### Task material
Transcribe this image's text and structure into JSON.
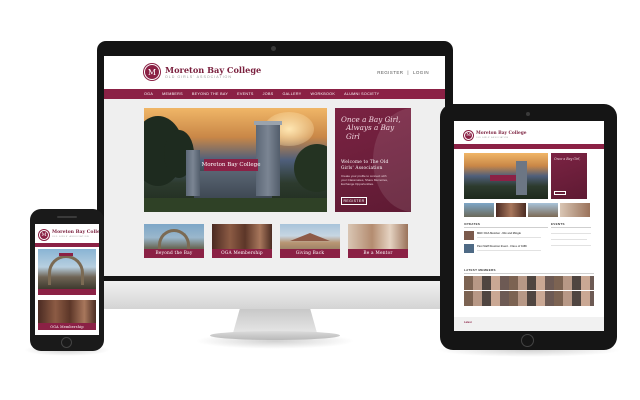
{
  "site": {
    "name": "Moreton Bay College",
    "subtitle": "Old Girls' Association",
    "crest_letter": "M",
    "header_links": {
      "register": "REGISTER",
      "separator": "|",
      "login": "LOGIN"
    },
    "nav": [
      "OGA",
      "MEMBERS",
      "BEYOND THE BAY",
      "EVENTS",
      "JOBS",
      "GALLERY",
      "WORKBOOK",
      "ALUMNI SOCIETY"
    ],
    "hero_sign": "Moreton Bay College",
    "panel": {
      "script_line1": "Once a Bay Girl,",
      "script_line2": "Always a Bay Girl",
      "welcome": "Welcome to The Old Girls' Association",
      "body": "Create your profile to connect with your Classmates, Share Memories, Exchange Opportunities.",
      "button": "REGISTER"
    },
    "tiles": [
      "Beyond the Bay",
      "OGA Membership",
      "Giving Back",
      "Be a Mentor"
    ]
  },
  "ipad": {
    "sections": {
      "updates": "UPDATES",
      "events": "EVENTS",
      "members": "LATEST MEMBERS"
    },
    "news": [
      "MBC OGA Member - Mix and Mingle",
      "Past Staff Reunion Event - Class of 1986"
    ],
    "footer": "Latest"
  },
  "colors": {
    "brand": "#8b2145",
    "brand_dark": "#5e1a33",
    "device": "#141414"
  }
}
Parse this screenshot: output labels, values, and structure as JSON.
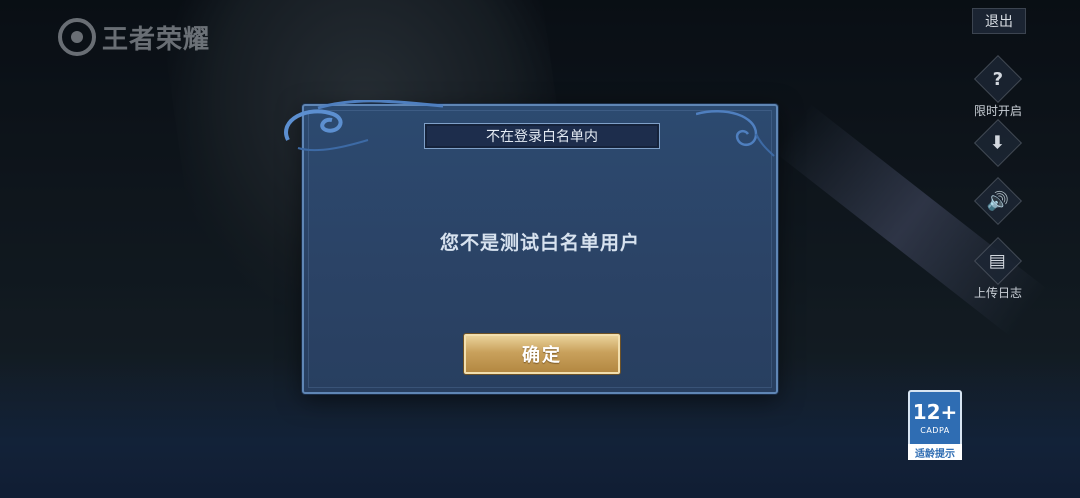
{
  "logo": {
    "text": "王者荣耀"
  },
  "header": {
    "exit_label": "退出"
  },
  "side_menu": {
    "limited_open_label": "限时开启",
    "upload_log_label": "上传日志"
  },
  "age_rating": {
    "number": "12+",
    "org": "CADPA",
    "tip": "适龄提示"
  },
  "dialog": {
    "title": "不在登录白名单内",
    "message": "您不是测试白名单用户",
    "confirm_label": "确定"
  },
  "colors": {
    "dialog_bg": "#2b4366",
    "dialog_border": "#5f86b5",
    "button_gold": "#c9a15c",
    "age_badge_blue": "#2f6db3"
  }
}
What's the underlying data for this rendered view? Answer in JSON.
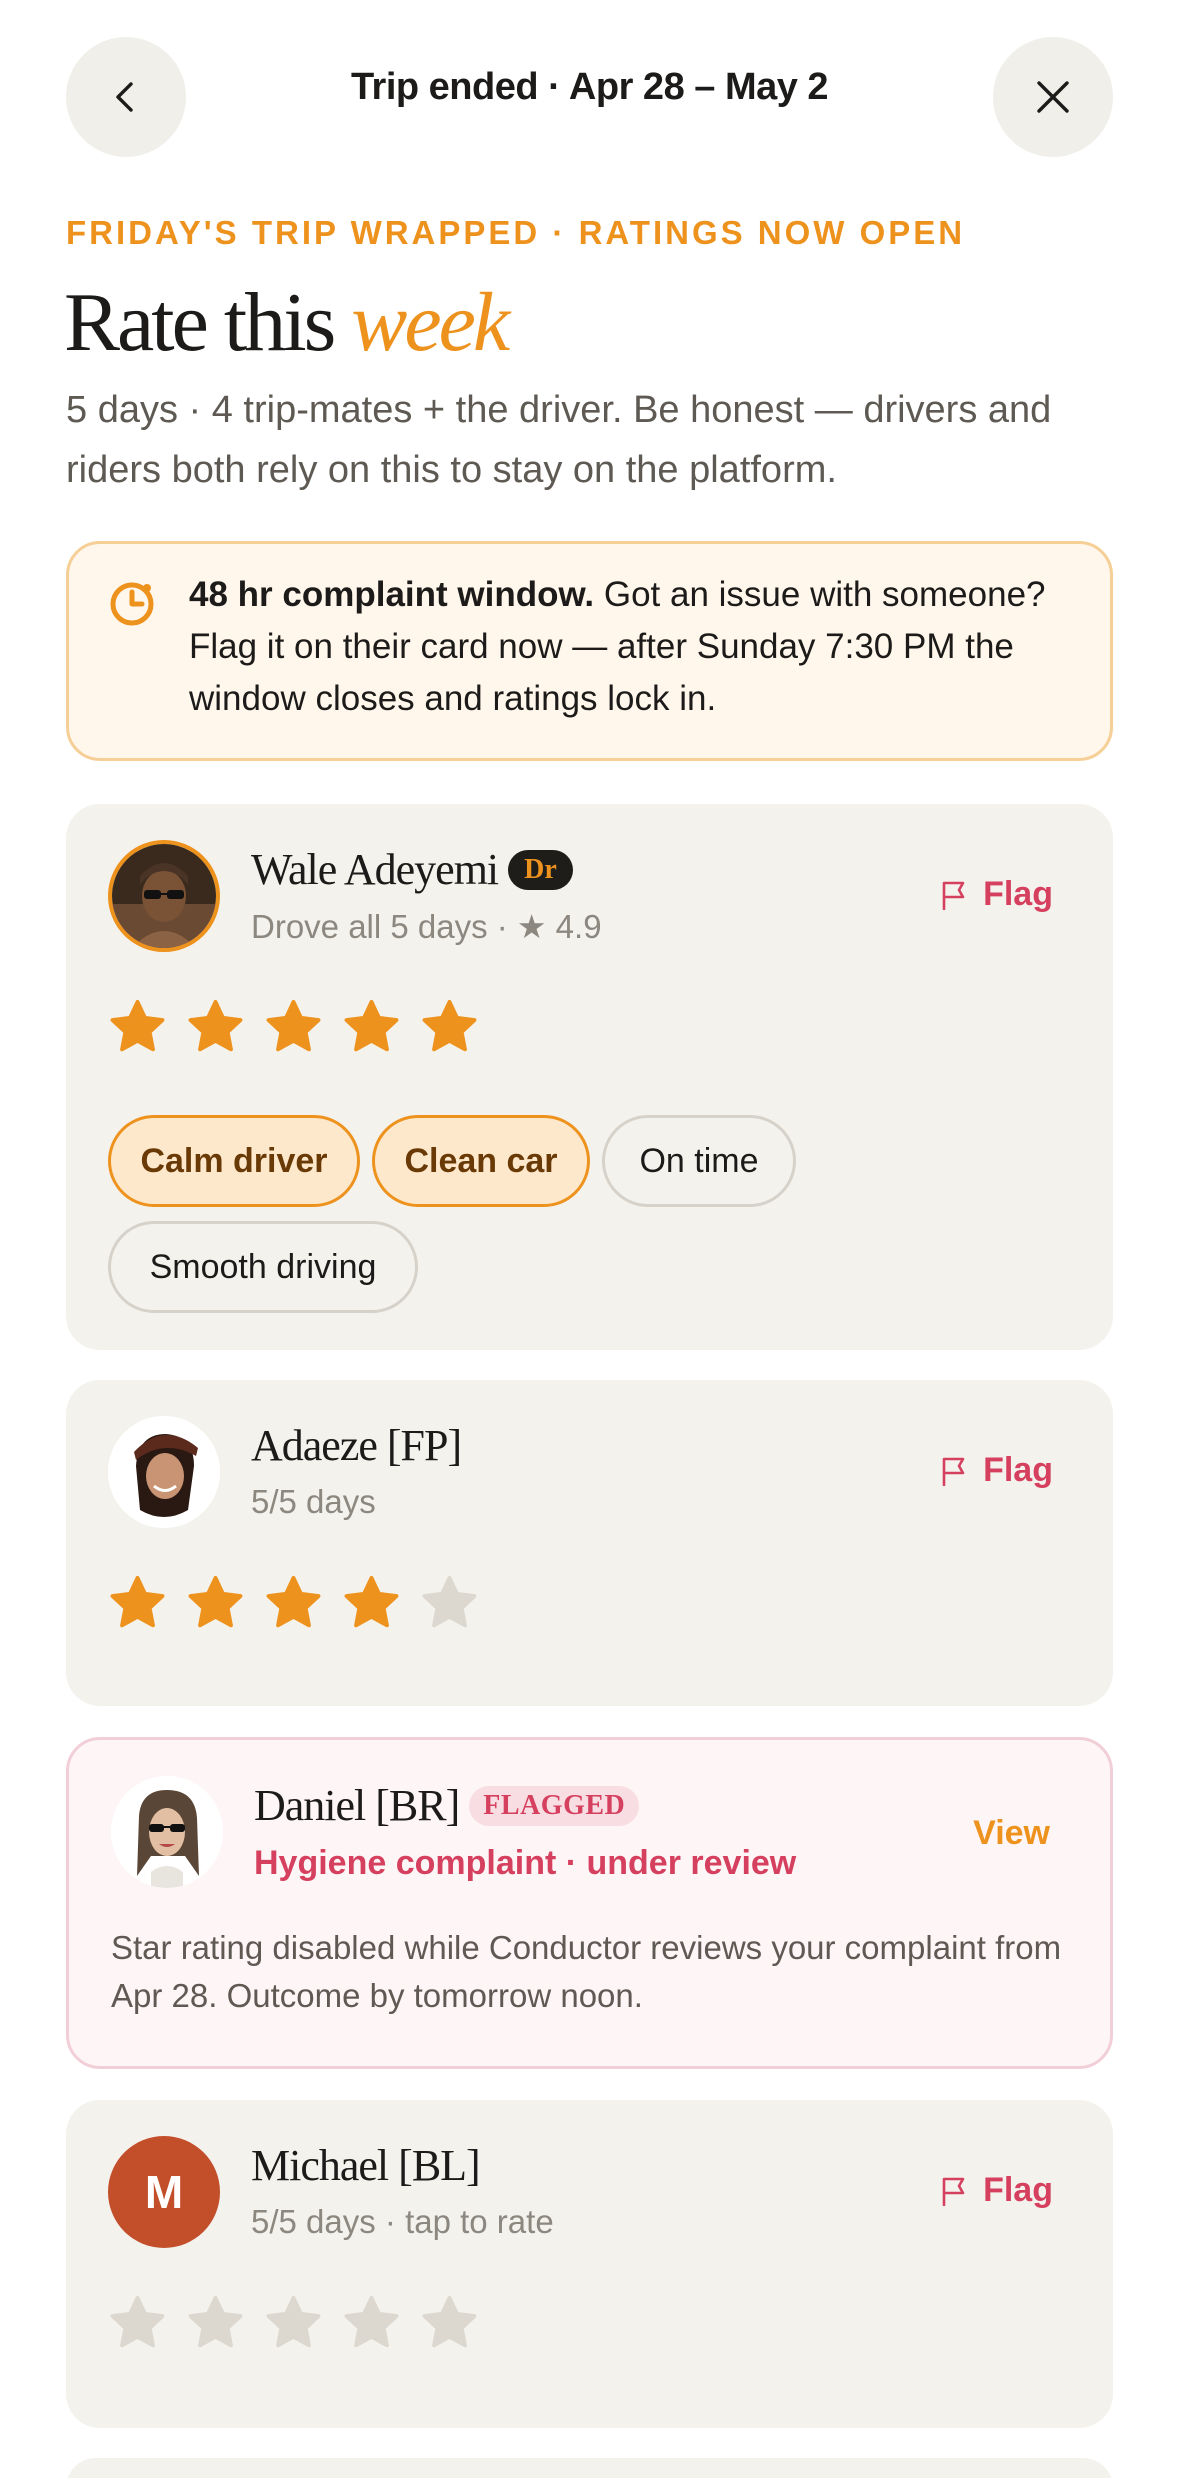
{
  "header": {
    "title": "Trip ended · Apr 28 – May 2",
    "back_icon": "chevron-left-icon",
    "close_icon": "close-icon"
  },
  "intro": {
    "eyebrow": "FRIDAY'S TRIP WRAPPED · RATINGS NOW OPEN",
    "headline_prefix": "Rate this",
    "headline_accent": "week",
    "subtext": "5 days · 4 trip-mates + the driver. Be honest — drivers and riders both rely on this to stay on the platform."
  },
  "notice": {
    "icon": "clock-icon",
    "bold": "48 hr complaint window.",
    "text": " Got an issue with someone? Flag it on their card now — after Sunday 7:30 PM the window closes and ratings lock in."
  },
  "cards": [
    {
      "name": "Wale Adeyemi",
      "badge": "Dr",
      "meta": "Drove all 5 days · ★ 4.9",
      "action": "Flag",
      "rating": 5,
      "tags": [
        {
          "label": "Calm driver",
          "selected": true
        },
        {
          "label": "Clean car",
          "selected": true
        },
        {
          "label": "On time",
          "selected": false
        },
        {
          "label": "Smooth driving",
          "selected": false
        }
      ]
    },
    {
      "name": "Adaeze [FP]",
      "meta": "5/5 days",
      "action": "Flag",
      "rating": 4
    },
    {
      "name": "Daniel [BR]",
      "badge": "FLAGGED",
      "meta": "Hygiene complaint · under review",
      "action": "View",
      "description": "Star rating disabled while Conductor reviews your complaint from Apr 28. Outcome by tomorrow noon."
    },
    {
      "name": "Michael [BL]",
      "initial": "M",
      "meta": "5/5 days · tap to rate",
      "action": "Flag",
      "rating": 0
    }
  ],
  "colors": {
    "accent": "#ee921e",
    "alert": "#d6405f",
    "card_bg": "#f4f2ed",
    "star_off": "#dcd8cf"
  }
}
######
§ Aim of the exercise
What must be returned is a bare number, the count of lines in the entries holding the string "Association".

§ Task response
2